> _Exercise instructions_
For the string "icon", search the entries below and copy every line where it appears.

> _Data about app and page elements_
+++

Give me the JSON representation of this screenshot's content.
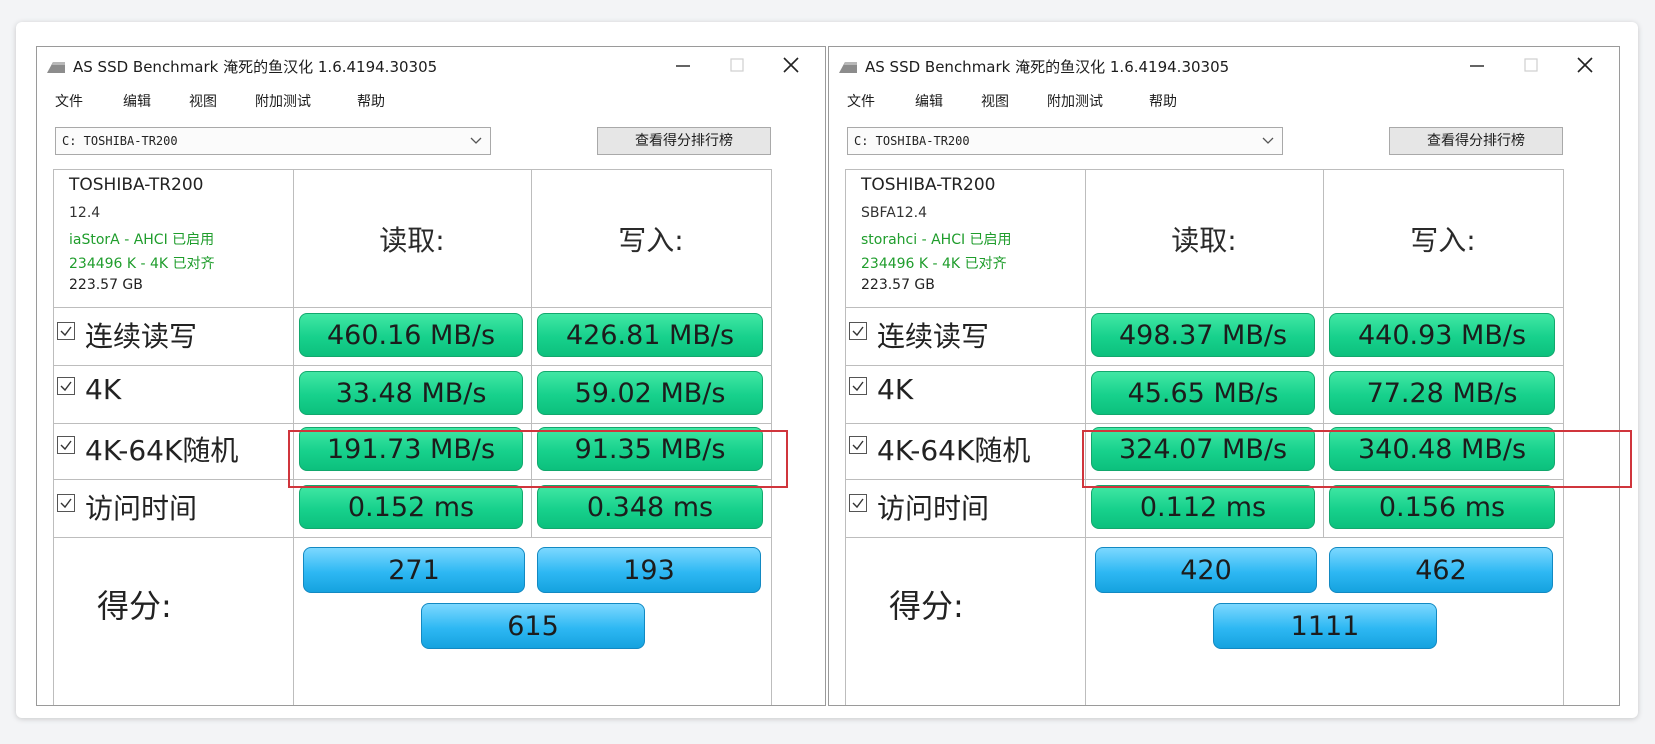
{
  "windows": [
    {
      "title": "AS SSD Benchmark 淹死的鱼汉化 1.6.4194.30305",
      "menu": [
        "文件",
        "编辑",
        "视图",
        "附加测试",
        "帮助"
      ],
      "drive_select": "C:  TOSHIBA-TR200",
      "rank_button": "查看得分排行榜",
      "drive_info": {
        "name": "TOSHIBA-TR200",
        "firmware": "12.4",
        "driver": "iaStorA - AHCI 已启用",
        "alignment": "234496 K - 4K 已对齐",
        "size": "223.57 GB"
      },
      "col_read": "读取:",
      "col_write": "写入:",
      "rows": [
        {
          "label": "连续读写",
          "read": "460.16 MB/s",
          "write": "426.81 MB/s"
        },
        {
          "label": "4K",
          "read": "33.48 MB/s",
          "write": "59.02 MB/s"
        },
        {
          "label": "4K-64K随机",
          "read": "191.73 MB/s",
          "write": "91.35 MB/s"
        },
        {
          "label": "访问时间",
          "read": "0.152 ms",
          "write": "0.348 ms"
        }
      ],
      "score_label": "得分:",
      "scores": {
        "read": "271",
        "write": "193",
        "total": "615"
      }
    },
    {
      "title": "AS SSD Benchmark 淹死的鱼汉化 1.6.4194.30305",
      "menu": [
        "文件",
        "编辑",
        "视图",
        "附加测试",
        "帮助"
      ],
      "drive_select": "C:  TOSHIBA-TR200",
      "rank_button": "查看得分排行榜",
      "drive_info": {
        "name": "TOSHIBA-TR200",
        "firmware": "SBFA12.4",
        "driver": "storahci - AHCI 已启用",
        "alignment": "234496 K - 4K 已对齐",
        "size": "223.57 GB"
      },
      "col_read": "读取:",
      "col_write": "写入:",
      "rows": [
        {
          "label": "连续读写",
          "read": "498.37 MB/s",
          "write": "440.93 MB/s"
        },
        {
          "label": "4K",
          "read": "45.65 MB/s",
          "write": "77.28 MB/s"
        },
        {
          "label": "4K-64K随机",
          "read": "324.07 MB/s",
          "write": "340.48 MB/s"
        },
        {
          "label": "访问时间",
          "read": "0.112 ms",
          "write": "0.156 ms"
        }
      ],
      "score_label": "得分:",
      "scores": {
        "read": "420",
        "write": "462",
        "total": "1111"
      }
    }
  ],
  "colors": {
    "result_green": "#17d18c",
    "score_blue": "#2eb8f3",
    "driver_text_green": "#1f9d2c",
    "highlight_red": "#d0353c"
  }
}
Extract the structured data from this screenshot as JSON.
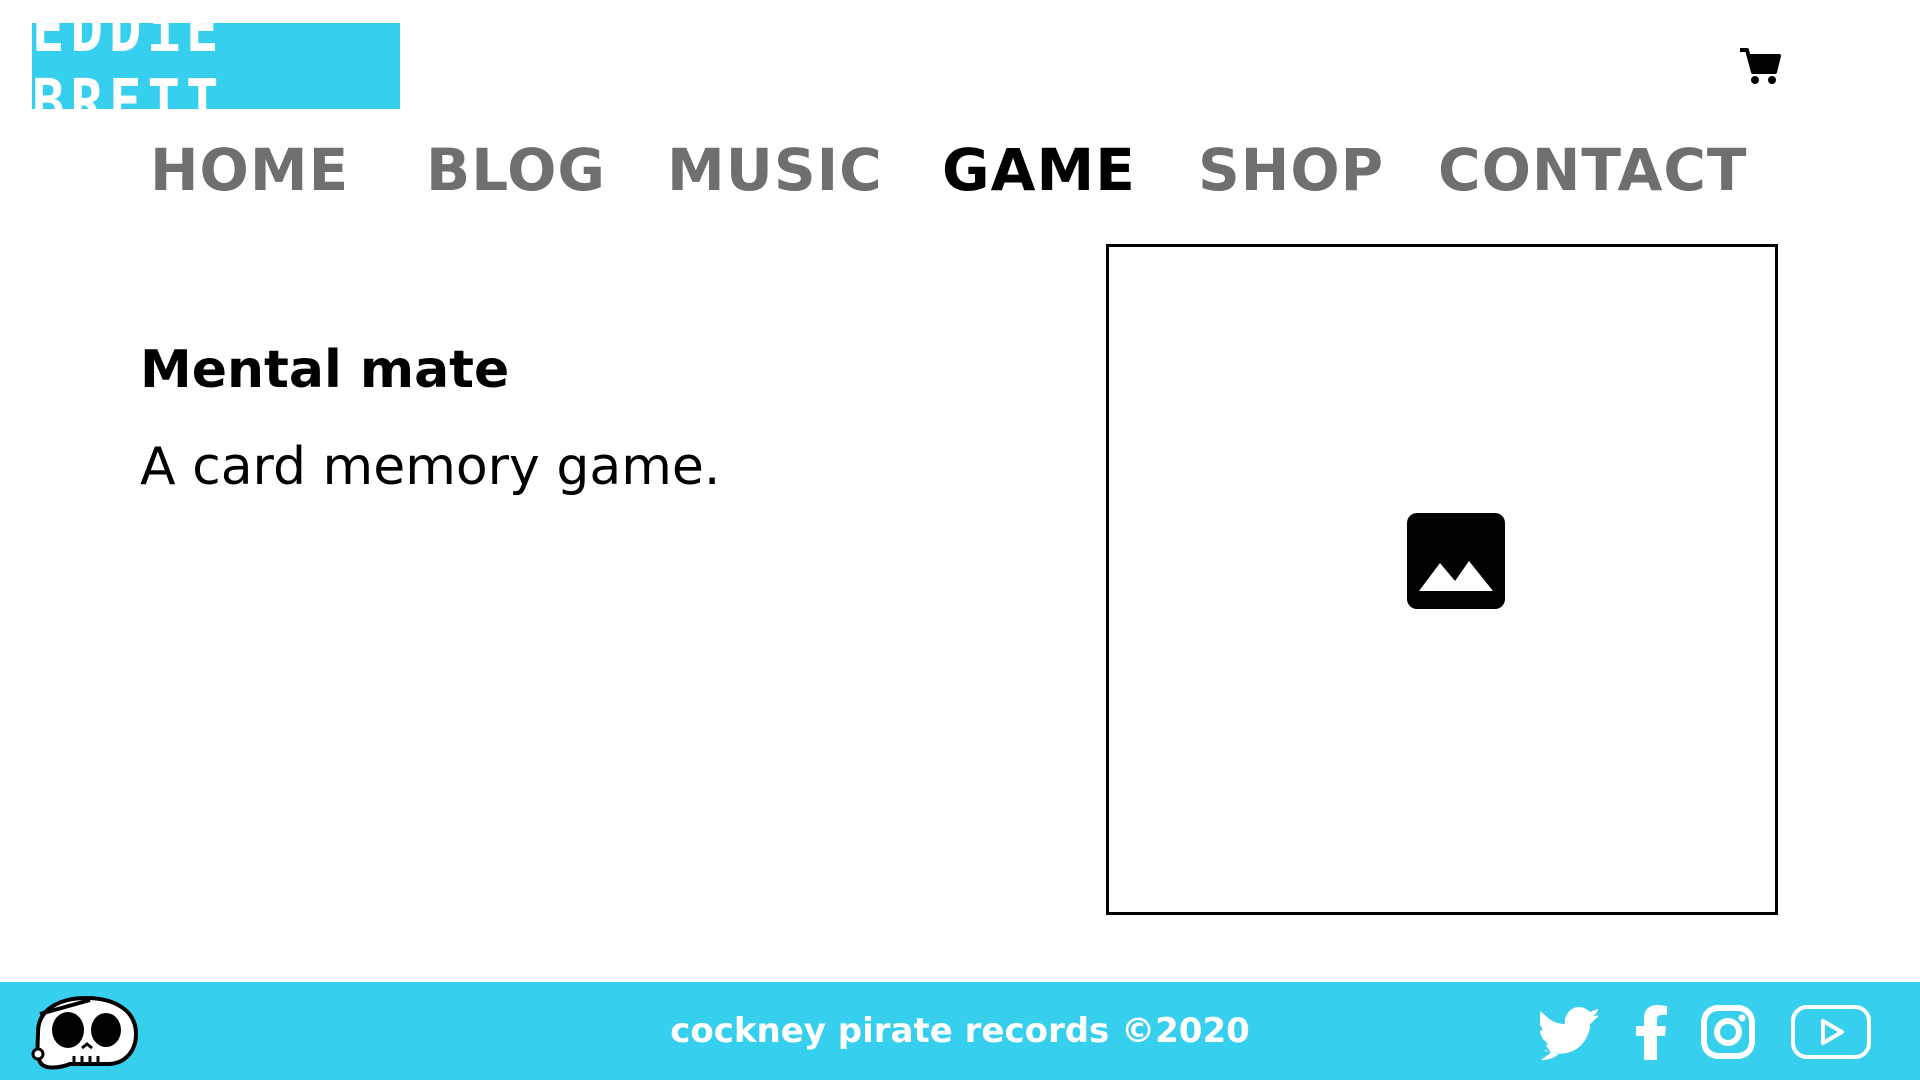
{
  "header": {
    "logo_text": "EDDiE BRETT",
    "cart_icon": "cart-icon",
    "brand_color": "#37cfee"
  },
  "nav": {
    "items": [
      {
        "label": "HOME",
        "active": false
      },
      {
        "label": "BLOG",
        "active": false
      },
      {
        "label": "MUSIC",
        "active": false
      },
      {
        "label": "GAME",
        "active": true
      },
      {
        "label": "SHOP",
        "active": false
      },
      {
        "label": "CONTACT",
        "active": false
      }
    ],
    "inactive_color": "#6f6f6f",
    "active_color": "#000000"
  },
  "main": {
    "title": "Mental mate",
    "description": "A card memory game.",
    "media_icon": "image-placeholder-icon"
  },
  "footer": {
    "copyright": "cockney pirate records ©2020",
    "mascot_icon": "skull-mascot-icon",
    "social": [
      "twitter-icon",
      "facebook-icon",
      "instagram-icon",
      "youtube-icon"
    ]
  }
}
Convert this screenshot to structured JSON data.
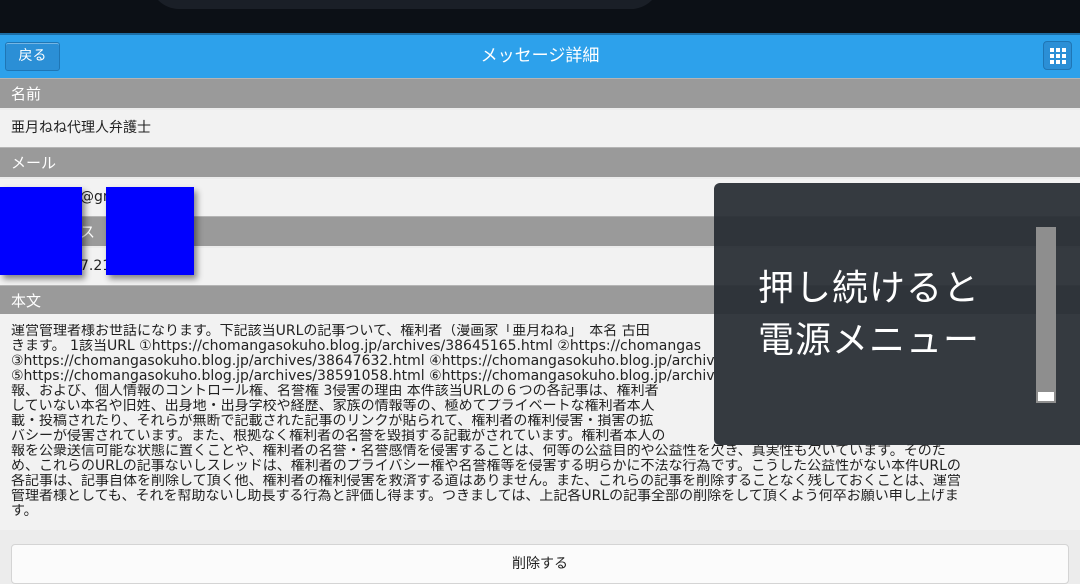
{
  "header": {
    "back_label": "戻る",
    "title": "メッセージ詳細",
    "menu_icon": "grid-icon",
    "color": "#2da1eb"
  },
  "fields": {
    "name_label": "名前",
    "name_value": "亜月ねね代理人弁護士",
    "mail_label": "メール",
    "mail_value_fragment": "@gm",
    "ip_label_fragment": "ス",
    "ip_value_fragment": "7.21",
    "body_label": "本文"
  },
  "body_lines": [
    "運営管理者様お世話になります。下記該当URLの記事ついて、権利者（漫画家「亜月ねね」　本名 古田",
    "きます。 1該当URL ①https://chomangasokuho.blog.jp/archives/38645165.html ②https://chomangas",
    "③https://chomangasokuho.blog.jp/archives/38647632.html ④https://chomangasokuho.blog.jp/archiv",
    "⑤https://chomangasokuho.blog.jp/archives/38591058.html ⑥https://chomangasokuho.blog.jp/archiv",
    "報、および、個人情報のコントロール権、名誉権 3侵害の理由 本件該当URLの６つの各記事は、権利者",
    "していない本名や旧姓、出身地・出身学校や経歴、家族の情報等の、極めてプライベートな権利者本人",
    "載・投稿されたり、それらが無断で記載された記事のリンクが貼られて、権利者の権利侵害・損害の拡",
    "バシーが侵害されています。また、根拠なく権利者の名誉を毀損する記載がされています。権利者本人の",
    "報を公衆送信可能な状態に置くことや、権利者の名誉・名誉感情を侵害することは、何等の公益目的や公益性を欠き、真実性も欠いています。そのた",
    "め、これらのURLの記事ないしスレッドは、権利者のプライバシー権や名誉権等を侵害する明らかに不法な行為です。こうした公益性がない本件URLの",
    "各記事は、記事自体を削除して頂く他、権利者の権利侵害を救済する道はありません。また、これらの記事を削除することなく残しておくことは、運営",
    "管理者様としても、それを幇助ないし助長する行為と評価し得ます。つきましては、上記各URLの記事全部の削除をして頂くよう何卒お願い申し上げま",
    "す。"
  ],
  "delete_label": "削除する",
  "overlay": {
    "line1": "押し続けると",
    "line2": "電源メニュー",
    "progress": 0.05
  },
  "redaction_color": "#0000ff"
}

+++

> _Written answer_
    "cart_icon": "cart-icon",
    "media_icon": "image-placeholder-icon"
    "mascot_icon": "skull-mascot-icon",
      "twitter-icon",
      "facebook-icon",
      "instagram-icon",
      "youtube-icon"
    "menu_icon": "grid-icon",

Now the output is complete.